And with that I'm trying my hand at mayonnaise today. I'm committed to following the recipe word for word, after reading word for word multiple times. Eggs happen to be one of those ingredients that lay the foundation for so many food gems, like mayonnaise, Hollandaise, and gateaus (cakes). And since I'm only using the egg yolks for the mayonnaise, I'll use the whites to make meringues. It's a clear, dry day here today so it should be ideal.

Typically I try to photograph the process of recipes. But there's tremendous pressure selfishly applied to capture the greatest essence and state of a recipe. We'll just have to see about that.

There's certainly one thing I've discovered over the course of reading "Mastering the Art of French Cooking". I can't find recipes for the Crock Pot, or cupcakes, or frozen meatballs. And that's precisely what I love most about this cookbook. No fancy ingredients (with the exception of sweetbreads and foie gras), and simple technique. I can't wait.

And with that, off I go to the kitchen to make mayonnaise. And later, cupcakes.

Sunday, December 13, 2009

Holiday Baking

Sunday (yesterday) marked the first official day of holiday baking in the Tyson Kitchen. And even butter... I mean, better... was every recipe was new. I've got a few tried and true - like Mexican Wedding Cookies and sugar cookies [for Santa]. But this year marked a turn in the culinary course of cookies.

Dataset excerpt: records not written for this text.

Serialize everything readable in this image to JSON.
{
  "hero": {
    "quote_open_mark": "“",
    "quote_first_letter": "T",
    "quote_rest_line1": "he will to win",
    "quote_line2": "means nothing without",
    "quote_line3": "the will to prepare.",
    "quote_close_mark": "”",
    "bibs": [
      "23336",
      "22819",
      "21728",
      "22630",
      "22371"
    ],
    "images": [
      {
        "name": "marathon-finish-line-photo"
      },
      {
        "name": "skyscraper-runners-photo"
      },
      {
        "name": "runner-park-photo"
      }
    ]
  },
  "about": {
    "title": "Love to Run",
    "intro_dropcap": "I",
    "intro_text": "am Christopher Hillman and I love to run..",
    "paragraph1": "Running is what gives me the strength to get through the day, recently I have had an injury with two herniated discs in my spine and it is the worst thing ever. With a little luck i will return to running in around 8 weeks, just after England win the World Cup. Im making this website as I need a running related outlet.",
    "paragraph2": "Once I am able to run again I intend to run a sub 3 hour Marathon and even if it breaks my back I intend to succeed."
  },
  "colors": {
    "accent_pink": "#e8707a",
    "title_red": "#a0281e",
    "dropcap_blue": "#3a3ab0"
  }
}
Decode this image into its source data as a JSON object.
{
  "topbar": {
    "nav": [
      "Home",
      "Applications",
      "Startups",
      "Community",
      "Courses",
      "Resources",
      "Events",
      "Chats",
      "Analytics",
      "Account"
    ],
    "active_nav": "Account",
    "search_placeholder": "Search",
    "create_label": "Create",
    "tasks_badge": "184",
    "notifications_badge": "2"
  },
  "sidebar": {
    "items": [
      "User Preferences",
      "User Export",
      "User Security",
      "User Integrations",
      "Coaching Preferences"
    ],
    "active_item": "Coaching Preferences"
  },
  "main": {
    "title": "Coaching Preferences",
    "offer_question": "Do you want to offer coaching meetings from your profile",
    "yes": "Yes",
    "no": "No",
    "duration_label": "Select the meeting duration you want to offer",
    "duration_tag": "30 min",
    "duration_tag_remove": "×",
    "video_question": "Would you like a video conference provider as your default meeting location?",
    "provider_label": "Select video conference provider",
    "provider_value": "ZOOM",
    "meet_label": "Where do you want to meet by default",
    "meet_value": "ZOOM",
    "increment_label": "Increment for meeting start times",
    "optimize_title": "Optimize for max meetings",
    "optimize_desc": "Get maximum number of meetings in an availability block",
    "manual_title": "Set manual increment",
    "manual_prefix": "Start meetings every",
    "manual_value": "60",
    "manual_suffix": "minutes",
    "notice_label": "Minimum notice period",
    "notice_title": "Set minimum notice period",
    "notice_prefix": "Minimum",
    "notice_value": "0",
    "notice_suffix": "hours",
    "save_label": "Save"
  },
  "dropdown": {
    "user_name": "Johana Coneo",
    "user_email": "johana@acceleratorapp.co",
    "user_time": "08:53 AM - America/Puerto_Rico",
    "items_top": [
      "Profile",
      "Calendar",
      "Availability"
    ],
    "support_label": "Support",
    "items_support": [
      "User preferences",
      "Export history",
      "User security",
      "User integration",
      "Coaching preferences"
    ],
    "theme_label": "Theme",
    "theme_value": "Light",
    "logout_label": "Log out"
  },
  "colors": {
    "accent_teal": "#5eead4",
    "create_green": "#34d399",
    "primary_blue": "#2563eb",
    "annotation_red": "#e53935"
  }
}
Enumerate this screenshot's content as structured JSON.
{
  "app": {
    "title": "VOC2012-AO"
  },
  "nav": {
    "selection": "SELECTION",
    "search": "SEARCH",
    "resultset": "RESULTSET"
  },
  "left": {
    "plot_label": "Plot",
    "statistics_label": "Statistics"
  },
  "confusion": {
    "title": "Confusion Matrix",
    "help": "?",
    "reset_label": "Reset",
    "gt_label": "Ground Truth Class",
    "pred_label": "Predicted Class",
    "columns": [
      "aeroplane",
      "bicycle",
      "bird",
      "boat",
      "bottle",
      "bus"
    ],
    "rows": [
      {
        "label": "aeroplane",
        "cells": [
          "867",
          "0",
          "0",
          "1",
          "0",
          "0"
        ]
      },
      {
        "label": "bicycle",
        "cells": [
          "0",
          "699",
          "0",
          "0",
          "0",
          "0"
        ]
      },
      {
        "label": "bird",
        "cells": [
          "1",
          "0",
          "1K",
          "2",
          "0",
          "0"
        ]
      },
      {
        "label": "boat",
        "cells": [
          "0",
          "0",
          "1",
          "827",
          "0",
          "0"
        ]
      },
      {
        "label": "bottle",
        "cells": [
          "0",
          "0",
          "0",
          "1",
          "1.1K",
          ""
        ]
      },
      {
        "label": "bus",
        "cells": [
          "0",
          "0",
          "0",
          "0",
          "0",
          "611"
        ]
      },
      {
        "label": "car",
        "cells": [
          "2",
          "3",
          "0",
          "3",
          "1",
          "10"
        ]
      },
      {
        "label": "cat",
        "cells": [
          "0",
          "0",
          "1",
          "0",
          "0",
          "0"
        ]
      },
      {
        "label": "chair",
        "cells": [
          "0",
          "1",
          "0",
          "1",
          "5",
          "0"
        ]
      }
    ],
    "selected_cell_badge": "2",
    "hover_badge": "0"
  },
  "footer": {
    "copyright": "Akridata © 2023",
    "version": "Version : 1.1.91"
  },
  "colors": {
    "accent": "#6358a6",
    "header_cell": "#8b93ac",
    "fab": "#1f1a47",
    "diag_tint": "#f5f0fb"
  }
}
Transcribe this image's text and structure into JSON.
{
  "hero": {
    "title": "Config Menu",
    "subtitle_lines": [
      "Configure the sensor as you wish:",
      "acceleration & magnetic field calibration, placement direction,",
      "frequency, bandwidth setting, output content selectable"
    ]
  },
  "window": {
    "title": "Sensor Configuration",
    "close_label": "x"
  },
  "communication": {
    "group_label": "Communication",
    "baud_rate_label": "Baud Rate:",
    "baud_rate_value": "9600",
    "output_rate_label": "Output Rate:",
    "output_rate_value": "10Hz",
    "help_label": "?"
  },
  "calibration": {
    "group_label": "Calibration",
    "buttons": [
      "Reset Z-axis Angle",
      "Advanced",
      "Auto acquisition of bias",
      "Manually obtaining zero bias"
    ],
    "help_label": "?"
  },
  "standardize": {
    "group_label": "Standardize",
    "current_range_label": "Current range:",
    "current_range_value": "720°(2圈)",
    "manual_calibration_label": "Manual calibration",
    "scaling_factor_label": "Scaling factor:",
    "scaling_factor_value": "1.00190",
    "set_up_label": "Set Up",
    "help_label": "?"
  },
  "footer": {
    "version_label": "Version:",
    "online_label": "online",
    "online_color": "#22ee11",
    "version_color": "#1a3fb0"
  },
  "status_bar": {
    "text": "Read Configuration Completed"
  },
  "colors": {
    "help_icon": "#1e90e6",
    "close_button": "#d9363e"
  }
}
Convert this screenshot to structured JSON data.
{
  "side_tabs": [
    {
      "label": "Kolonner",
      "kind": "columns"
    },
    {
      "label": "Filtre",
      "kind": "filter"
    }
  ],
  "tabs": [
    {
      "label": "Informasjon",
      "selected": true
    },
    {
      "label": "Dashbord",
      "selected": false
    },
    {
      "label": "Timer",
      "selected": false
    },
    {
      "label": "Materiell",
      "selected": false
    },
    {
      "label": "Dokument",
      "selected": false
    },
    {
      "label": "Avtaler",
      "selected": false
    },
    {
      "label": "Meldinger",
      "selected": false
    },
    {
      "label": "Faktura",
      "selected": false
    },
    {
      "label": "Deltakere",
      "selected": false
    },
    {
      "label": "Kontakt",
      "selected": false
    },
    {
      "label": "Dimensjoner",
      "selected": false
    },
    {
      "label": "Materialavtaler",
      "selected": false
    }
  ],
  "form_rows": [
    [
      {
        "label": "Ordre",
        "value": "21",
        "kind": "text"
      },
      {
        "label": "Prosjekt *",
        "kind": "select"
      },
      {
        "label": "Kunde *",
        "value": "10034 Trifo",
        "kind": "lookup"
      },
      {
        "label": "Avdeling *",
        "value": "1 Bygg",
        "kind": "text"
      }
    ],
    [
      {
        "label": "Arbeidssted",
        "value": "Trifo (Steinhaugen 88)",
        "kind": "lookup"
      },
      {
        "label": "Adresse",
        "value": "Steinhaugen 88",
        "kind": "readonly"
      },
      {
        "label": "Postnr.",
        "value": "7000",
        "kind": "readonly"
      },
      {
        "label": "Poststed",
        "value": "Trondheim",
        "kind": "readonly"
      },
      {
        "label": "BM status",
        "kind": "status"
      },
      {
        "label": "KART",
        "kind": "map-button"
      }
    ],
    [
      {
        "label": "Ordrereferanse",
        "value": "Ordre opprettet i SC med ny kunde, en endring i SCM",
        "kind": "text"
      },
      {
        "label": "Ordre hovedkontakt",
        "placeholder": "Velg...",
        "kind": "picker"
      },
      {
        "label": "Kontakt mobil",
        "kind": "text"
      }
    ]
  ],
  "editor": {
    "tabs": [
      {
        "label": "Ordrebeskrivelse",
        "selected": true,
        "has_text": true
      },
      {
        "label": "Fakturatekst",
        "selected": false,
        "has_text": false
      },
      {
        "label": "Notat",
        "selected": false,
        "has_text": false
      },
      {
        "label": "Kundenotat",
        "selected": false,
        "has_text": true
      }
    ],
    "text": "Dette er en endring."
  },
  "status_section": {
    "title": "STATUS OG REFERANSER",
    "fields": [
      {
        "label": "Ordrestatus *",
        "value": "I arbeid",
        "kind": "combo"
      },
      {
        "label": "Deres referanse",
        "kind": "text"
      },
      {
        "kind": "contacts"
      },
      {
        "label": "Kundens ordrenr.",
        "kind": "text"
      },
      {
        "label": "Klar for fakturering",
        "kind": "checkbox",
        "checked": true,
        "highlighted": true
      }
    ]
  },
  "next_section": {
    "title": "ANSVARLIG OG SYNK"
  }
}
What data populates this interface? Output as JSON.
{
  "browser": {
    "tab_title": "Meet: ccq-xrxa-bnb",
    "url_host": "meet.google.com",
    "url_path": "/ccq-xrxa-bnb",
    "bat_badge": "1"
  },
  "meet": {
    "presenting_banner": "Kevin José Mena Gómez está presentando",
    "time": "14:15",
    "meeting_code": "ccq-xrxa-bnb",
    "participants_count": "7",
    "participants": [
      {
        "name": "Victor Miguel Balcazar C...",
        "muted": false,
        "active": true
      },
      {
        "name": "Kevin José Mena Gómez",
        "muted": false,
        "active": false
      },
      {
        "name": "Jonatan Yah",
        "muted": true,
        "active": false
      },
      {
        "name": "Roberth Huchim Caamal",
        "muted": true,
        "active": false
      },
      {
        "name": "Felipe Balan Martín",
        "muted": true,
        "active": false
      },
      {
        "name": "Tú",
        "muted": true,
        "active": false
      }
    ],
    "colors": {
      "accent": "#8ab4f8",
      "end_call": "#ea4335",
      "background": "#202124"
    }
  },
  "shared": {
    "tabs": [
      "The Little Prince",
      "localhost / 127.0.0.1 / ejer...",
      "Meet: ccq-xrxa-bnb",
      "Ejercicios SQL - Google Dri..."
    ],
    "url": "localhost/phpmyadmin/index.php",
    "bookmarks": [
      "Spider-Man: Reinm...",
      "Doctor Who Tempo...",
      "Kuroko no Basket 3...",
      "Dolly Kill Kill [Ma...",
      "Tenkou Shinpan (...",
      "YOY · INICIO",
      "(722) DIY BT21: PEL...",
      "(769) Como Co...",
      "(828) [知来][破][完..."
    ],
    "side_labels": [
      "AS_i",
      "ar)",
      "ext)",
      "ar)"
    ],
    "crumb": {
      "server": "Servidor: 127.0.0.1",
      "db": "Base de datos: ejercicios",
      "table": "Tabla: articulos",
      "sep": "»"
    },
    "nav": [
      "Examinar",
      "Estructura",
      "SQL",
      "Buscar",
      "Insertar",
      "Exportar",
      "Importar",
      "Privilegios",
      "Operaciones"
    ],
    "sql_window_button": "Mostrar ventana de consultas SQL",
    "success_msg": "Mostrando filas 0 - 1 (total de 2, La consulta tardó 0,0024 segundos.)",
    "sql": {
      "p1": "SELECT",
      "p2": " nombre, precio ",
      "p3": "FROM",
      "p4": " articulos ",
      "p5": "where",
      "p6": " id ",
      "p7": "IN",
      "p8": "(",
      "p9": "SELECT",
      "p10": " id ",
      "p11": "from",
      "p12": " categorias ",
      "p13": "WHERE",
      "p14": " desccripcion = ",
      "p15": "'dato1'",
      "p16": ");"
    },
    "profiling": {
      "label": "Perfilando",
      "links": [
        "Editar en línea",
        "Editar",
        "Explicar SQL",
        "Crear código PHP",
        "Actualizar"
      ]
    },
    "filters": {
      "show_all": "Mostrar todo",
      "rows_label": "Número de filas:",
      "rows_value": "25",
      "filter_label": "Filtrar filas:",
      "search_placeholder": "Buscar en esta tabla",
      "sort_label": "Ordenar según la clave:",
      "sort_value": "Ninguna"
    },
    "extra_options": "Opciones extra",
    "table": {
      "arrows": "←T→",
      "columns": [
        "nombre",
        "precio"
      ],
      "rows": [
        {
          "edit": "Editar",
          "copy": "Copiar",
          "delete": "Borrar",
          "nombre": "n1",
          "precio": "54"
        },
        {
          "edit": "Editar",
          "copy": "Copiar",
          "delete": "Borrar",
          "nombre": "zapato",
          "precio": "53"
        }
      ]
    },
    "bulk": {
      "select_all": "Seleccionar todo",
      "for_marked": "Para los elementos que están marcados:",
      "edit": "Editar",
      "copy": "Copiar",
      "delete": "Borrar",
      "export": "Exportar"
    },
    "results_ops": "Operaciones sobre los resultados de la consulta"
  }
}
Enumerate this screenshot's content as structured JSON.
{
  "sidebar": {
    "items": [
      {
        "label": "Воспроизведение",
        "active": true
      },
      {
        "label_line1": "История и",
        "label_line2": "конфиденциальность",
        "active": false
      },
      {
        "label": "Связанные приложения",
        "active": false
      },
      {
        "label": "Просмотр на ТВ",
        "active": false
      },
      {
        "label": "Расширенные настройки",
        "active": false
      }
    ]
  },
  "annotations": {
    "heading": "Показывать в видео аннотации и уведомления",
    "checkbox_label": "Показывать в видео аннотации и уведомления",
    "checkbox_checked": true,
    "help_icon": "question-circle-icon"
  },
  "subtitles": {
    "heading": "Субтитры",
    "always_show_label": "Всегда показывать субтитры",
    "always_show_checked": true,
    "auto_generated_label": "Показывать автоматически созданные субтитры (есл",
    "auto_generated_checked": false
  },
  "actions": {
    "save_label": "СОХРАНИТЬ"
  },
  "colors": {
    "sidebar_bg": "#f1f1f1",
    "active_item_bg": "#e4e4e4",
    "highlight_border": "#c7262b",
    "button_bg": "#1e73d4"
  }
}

I tried my hands at Chocolate Espresso Shortbread and, at first bite, felt a surge of joy come over my taste buds. I wanted to slap someone. They were incredibly easy to make and even better, loved the idea of rolling the dough inside a large Ziploc bag. Ingenious!

And there's another new recipe I tried to add to my holiday treats. Ina Garten's Fleur de Sel caramels. What resulted was a pot of goo resembling hot motor oil. At later glance, said motor oil was like a matte, coarse substance coating the bottom of the saucepan. I was afraid; very afraid. But Mr. Tyson brought his technical skills into the kitchen to rid said pan of the yuckiness. In this recipe there is an important lesson learned. When marrying the cream and butter mixture to the sugar mixture, put down the wooden spoon. I soon realized the constant stirring disrupts the increase in heat and actually prevents heating. I never made it past 205 degrees; far from the 248 required in the recipe. But despite this disaster, I will attempt this one again.

I also tried a play on peppermint cookies using a packaged sugar cookie dough combined with crushed peppermint candies. They were flat and boring. But at least one bite helped to freshen my breath. Blah.

And then there was the household favorite. Peanut Butter Chocolate Fudge Treats (as in, Rice Krispie treats) married with a layer of peanut butter fudge topped with a layer of chocolate fudge. Who on earth ever devised this completely unnecessary, calorie-filled, hip-exploding, bum-to-be-jiggling treat should be hurt. And badly. These treats were sinful and delicious and sinful all over again.

Within the last 24 hours, I've used 2 pounds of butter. I hope someone quickly reveals that butter cures all of the world's ailments, from gout to gangrene. Life would be really good.